I have been working on a project and one of the ideas was to control power supply of LCD 16x2 module and IR sensor via I/O pin of microcontroller, basically to have them on/off when i need them to be. I know that that can be done using MOSFET and BJT transistors (aka. High/Low Side Switches). I am using pic18f4550 for this project.

In worst case those two modules consume around 30mA on 5V. I have done the math and made circuit that provides me output of 33.3mA on 5V.. Here is what i have done so far:

simulate this circuit – Schematic created using CircuitLab

I have googled for high/low side switches but so far i haven't been satisfied with answers I found. Is this going to work or do i need something else to make this work? Thanks in advance.

• Basic idea is great. Assuming the load is designed to work on 5V, then R3 is not needed. R1 can be much larger. Like 470k. M1 should be a type of PMOS that has Rds(on) specified when Vgs is 5V or less. The IRF9530 may work, but would not be my first choice. It may not reliably turn on fully with only 5V. – mkeith Sep 9 '18 at 20:05
• Low-voltage load switches are a solved problem. For example have a look at: ti.com/power-management/power-switches/load-switches/… just a single component is needed. – filo Sep 9 '18 at 20:17
• @filo If a suitable PMOS is chosen, this circuit may conly cost US\$0.04. It is simple and reliable. You can even do it in a single SC70 package if you get a PMOS/NMOS dual transistor (using NMOS instead of NPN). There is nothing wrong with doing it this way. Sometimes the extra features of a load switch make it worthwhile. Sometimes not. – mkeith Sep 9 '18 at 20:38
• So in other words this will do the work, it'l be good enough to drive my modules? – A.F. Sep 9 '18 at 20:49
• R3 troubles me. Unless you want Vout to be zero when 33mA flows through R3, then I think you made a mistake there. And I would change M1 as Matt Young suggested. Then it is good enough. There is no point in using 4.7k for R1, but it will work fine. – mkeith Sep 9 '18 at 20:57

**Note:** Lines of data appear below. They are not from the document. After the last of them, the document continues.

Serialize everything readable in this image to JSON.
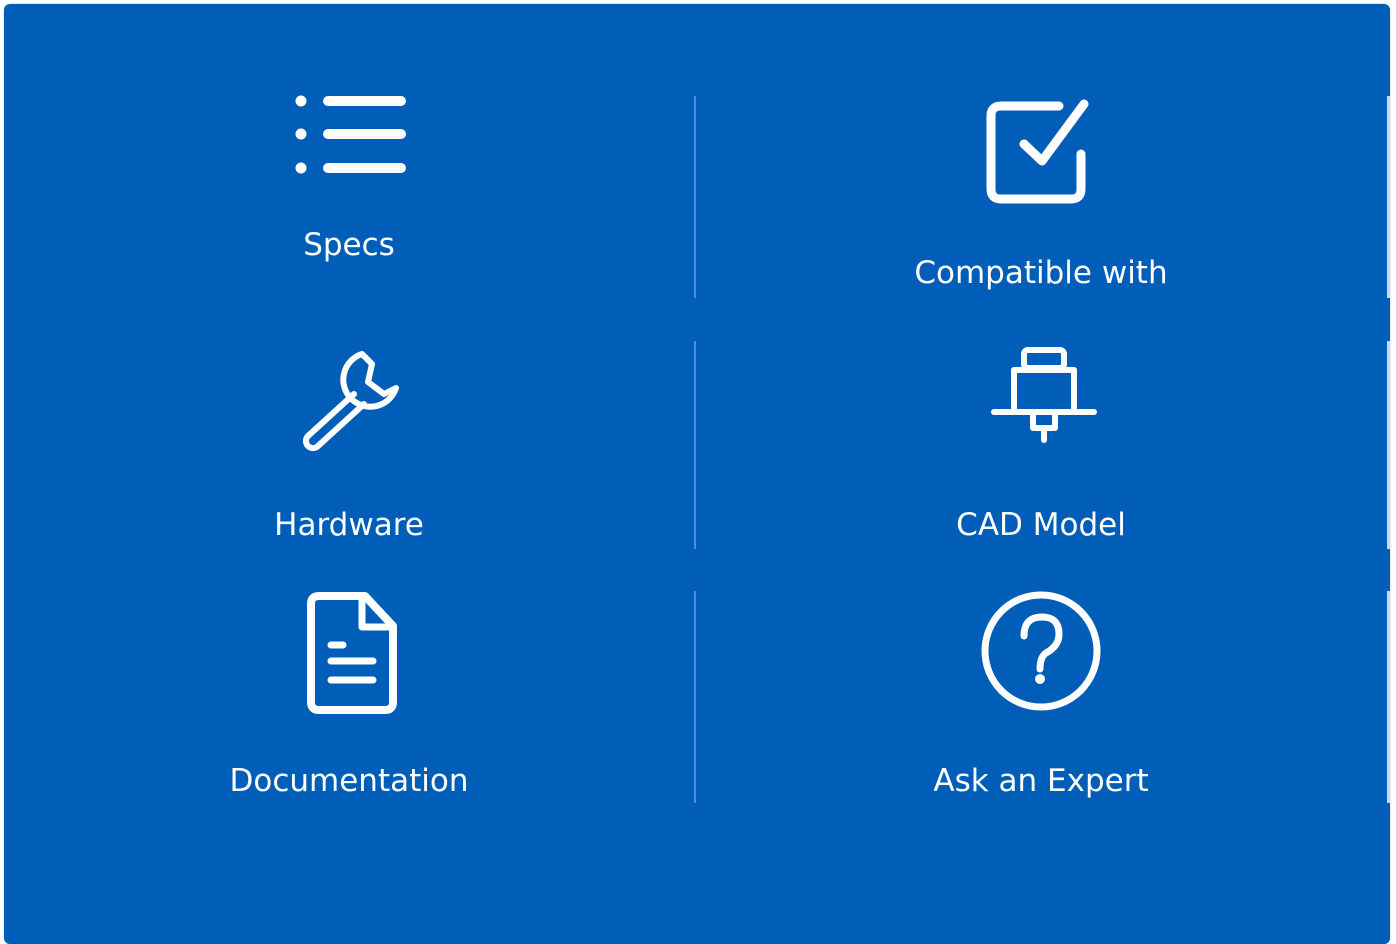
{
  "colors": {
    "panel_background": "#005eb8",
    "icon_and_text": "#ffffff",
    "divider": "#4d8fd0"
  },
  "tiles": [
    {
      "label": "Specs",
      "icon": "list-icon"
    },
    {
      "label": "Compatible with",
      "icon": "checkbox-check-icon"
    },
    {
      "label": "Hardware",
      "icon": "wrench-icon"
    },
    {
      "label": "CAD Model",
      "icon": "cad-model-icon"
    },
    {
      "label": "Documentation",
      "icon": "document-icon"
    },
    {
      "label": "Ask an Expert",
      "icon": "question-circle-icon"
    }
  ]
}
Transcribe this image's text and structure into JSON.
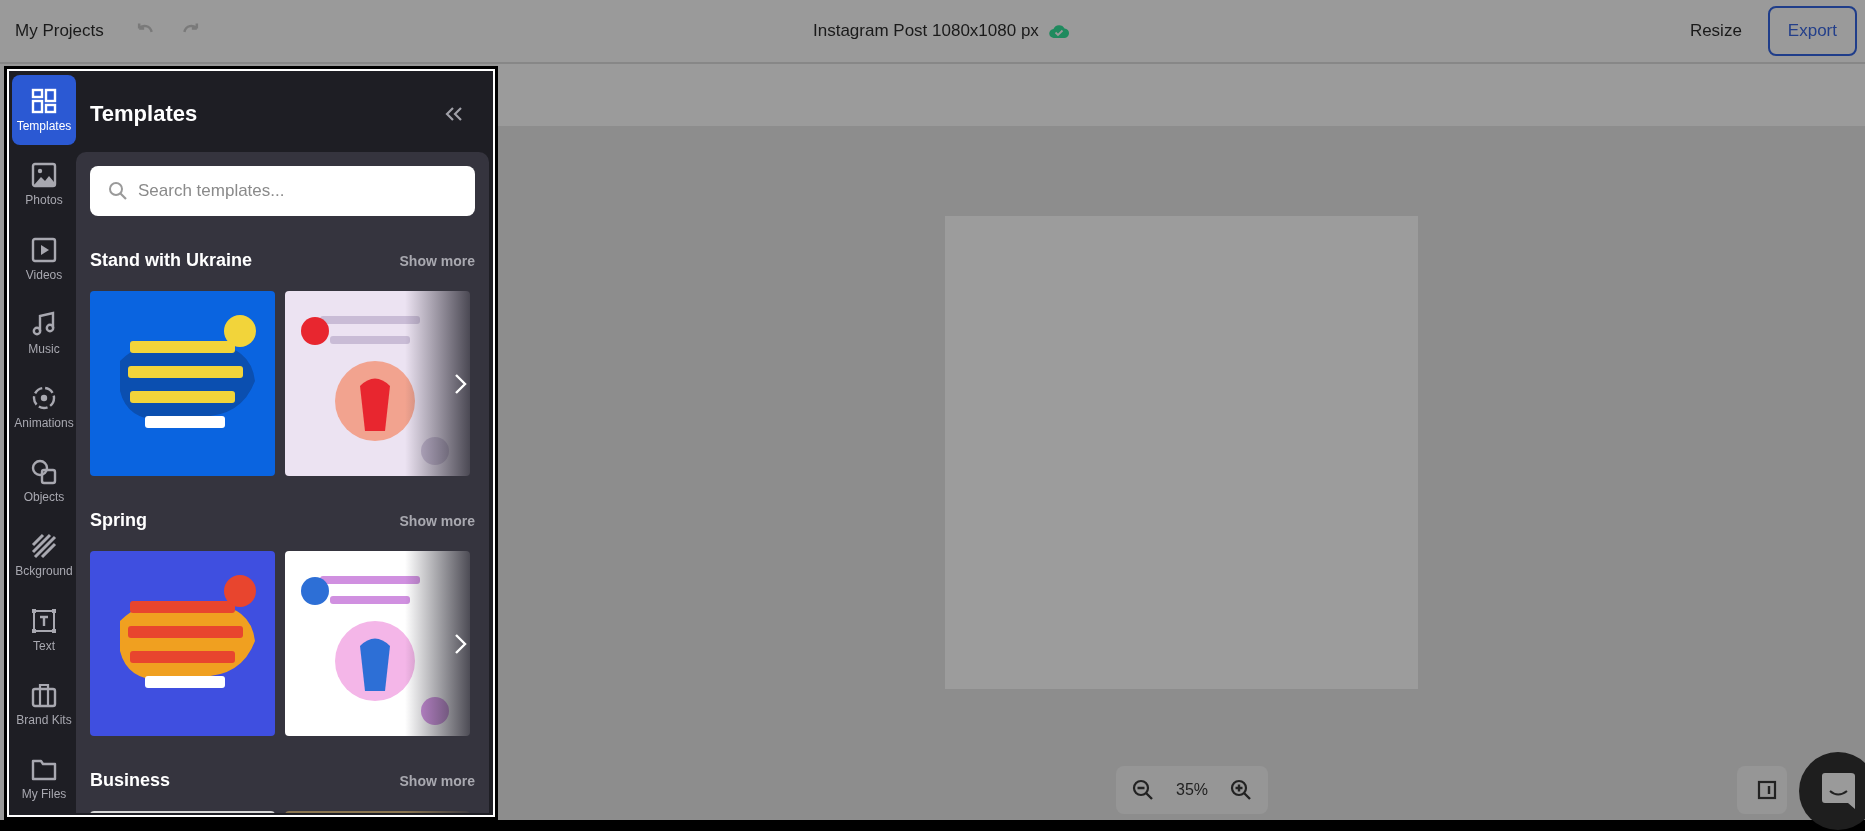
{
  "top_bar": {
    "title": "My Projects",
    "document_title": "Instagram Post 1080x1080 px",
    "resize": "Resize",
    "export": "Export"
  },
  "sidebar": {
    "items": [
      {
        "label": "Templates",
        "selected": true
      },
      {
        "label": "Photos",
        "selected": false
      },
      {
        "label": "Videos",
        "selected": false
      },
      {
        "label": "Music",
        "selected": false
      },
      {
        "label": "Animations",
        "selected": false
      },
      {
        "label": "Objects",
        "selected": false
      },
      {
        "label": "Bckground",
        "selected": false
      },
      {
        "label": "Text",
        "selected": false
      },
      {
        "label": "Brand Kits",
        "selected": false
      },
      {
        "label": "My Files",
        "selected": false
      }
    ]
  },
  "panel": {
    "title": "Templates",
    "search": {
      "placeholder": "Search templates..."
    },
    "sections": [
      {
        "title": "Stand with Ukraine",
        "show_more": "Show more",
        "next_button": true
      },
      {
        "title": "Spring",
        "show_more": "Show more",
        "next_button": true
      },
      {
        "title": "Business",
        "show_more": "Show more",
        "next_button": false
      }
    ]
  },
  "zoom": {
    "value": "35%"
  }
}
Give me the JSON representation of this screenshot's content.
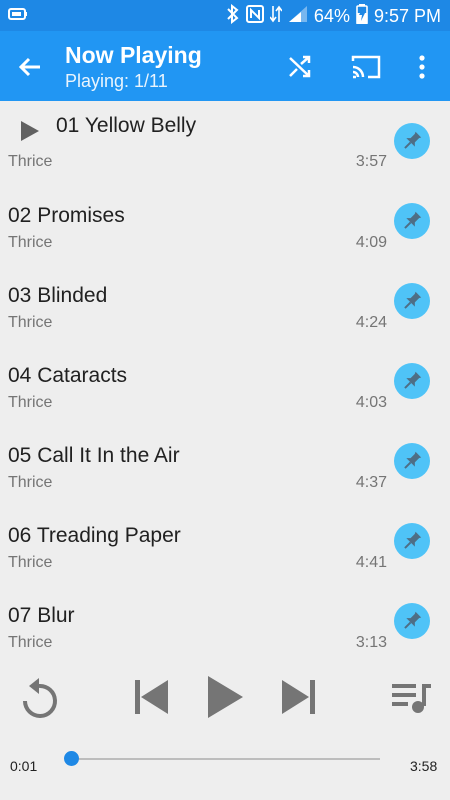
{
  "status_bar": {
    "battery_percent": "64%",
    "time": "9:57 PM"
  },
  "toolbar": {
    "title": "Now Playing",
    "subtitle": "Playing: 1/11"
  },
  "playlist": {
    "tracks": [
      {
        "title": "01 Yellow Belly",
        "artist": "Thrice",
        "duration": "3:57",
        "playing": true
      },
      {
        "title": "02 Promises",
        "artist": "Thrice",
        "duration": "4:09",
        "playing": false
      },
      {
        "title": "03 Blinded",
        "artist": "Thrice",
        "duration": "4:24",
        "playing": false
      },
      {
        "title": "04 Cataracts",
        "artist": "Thrice",
        "duration": "4:03",
        "playing": false
      },
      {
        "title": "05 Call It In the Air",
        "artist": "Thrice",
        "duration": "4:37",
        "playing": false
      },
      {
        "title": "06 Treading Paper",
        "artist": "Thrice",
        "duration": "4:41",
        "playing": false
      },
      {
        "title": "07 Blur",
        "artist": "Thrice",
        "duration": "3:13",
        "playing": false
      }
    ]
  },
  "player": {
    "elapsed": "0:01",
    "total": "3:58",
    "progress_fraction": 0.004
  },
  "colors": {
    "status_bar": "#1e88e5",
    "toolbar": "#2196f3",
    "pin_button": "#4fc3f7",
    "accent": "#1e88e5"
  }
}
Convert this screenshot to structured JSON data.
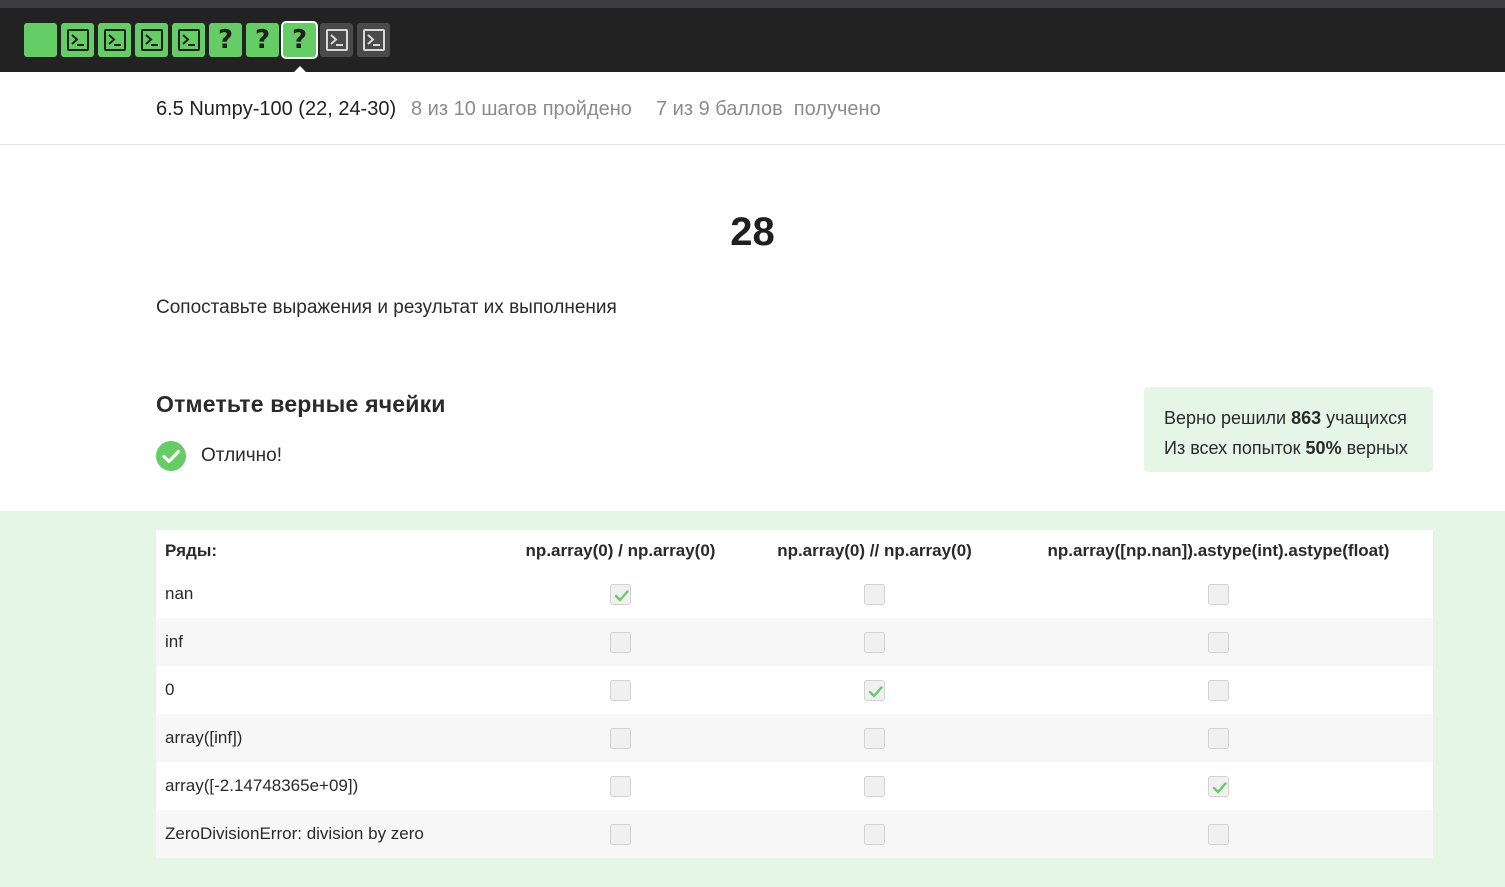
{
  "stepbar": {
    "steps": [
      {
        "kind": "blank",
        "state": "done",
        "icon": "blank-step-icon"
      },
      {
        "kind": "code",
        "state": "done",
        "icon": "terminal-icon"
      },
      {
        "kind": "code",
        "state": "done",
        "icon": "terminal-icon"
      },
      {
        "kind": "code",
        "state": "done",
        "icon": "terminal-icon"
      },
      {
        "kind": "code",
        "state": "done",
        "icon": "terminal-icon"
      },
      {
        "kind": "quiz",
        "state": "done",
        "icon": "question-icon",
        "glyph": "?"
      },
      {
        "kind": "quiz",
        "state": "done",
        "icon": "question-icon",
        "glyph": "?"
      },
      {
        "kind": "quiz",
        "state": "done",
        "current": true,
        "icon": "question-icon",
        "glyph": "?"
      },
      {
        "kind": "code",
        "state": "todo",
        "icon": "terminal-icon"
      },
      {
        "kind": "code",
        "state": "todo",
        "icon": "terminal-icon"
      }
    ],
    "colors": {
      "done": "#66cc66",
      "todo": "#4a4a4a",
      "bar": "#222222"
    }
  },
  "lesson": {
    "title": "6.5 Numpy-100 (22, 24-30)",
    "progress": "8 из 10 шагов пройдено",
    "score": "7 из 9 баллов  получено"
  },
  "step": {
    "number": "28",
    "task": "Сопоставьте выражения и результат их выполнения",
    "section_title": "Отметьте верные ячейки",
    "status_text": "Отлично!",
    "status_icon": "check-circle-icon"
  },
  "stats": {
    "line1_prefix": "Верно решили ",
    "line1_value": "863",
    "line1_suffix": " учащихся",
    "line2_prefix": "Из всех попыток ",
    "line2_value": "50%",
    "line2_suffix": " верных"
  },
  "matrix": {
    "row_header": "Ряды:",
    "columns": [
      "np.array(0) / np.array(0)",
      "np.array(0) // np.array(0)",
      "np.array([np.nan]).astype(int).astype(float)"
    ],
    "rows": [
      {
        "label": "nan",
        "checked": [
          true,
          false,
          false
        ]
      },
      {
        "label": "inf",
        "checked": [
          false,
          false,
          false
        ]
      },
      {
        "label": "0",
        "checked": [
          false,
          true,
          false
        ]
      },
      {
        "label": "array([inf])",
        "checked": [
          false,
          false,
          false
        ]
      },
      {
        "label": "array([-2.14748365e+09])",
        "checked": [
          false,
          false,
          true
        ]
      },
      {
        "label": "ZeroDivisionError: division by zero",
        "checked": [
          false,
          false,
          false
        ]
      }
    ]
  },
  "colors": {
    "accent": "#66cc66",
    "panel_bg": "#e6f6e6"
  }
}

In principle, your circuit is fine. I do not like that the IRF9530's $R_{ds on}$ is only spec'd at 10V. You would be better served to choose something like a BSS84.
This is a higher $R_{ds on}$ part, but the curve is much better suited for operating at 5V.
• AO3401 is a nice jellybean part if you need a lower Rds(on). 60m$\Omega$ max with 4.5V drive. – Spehro Pefhany Sep 9 '18 at 20:31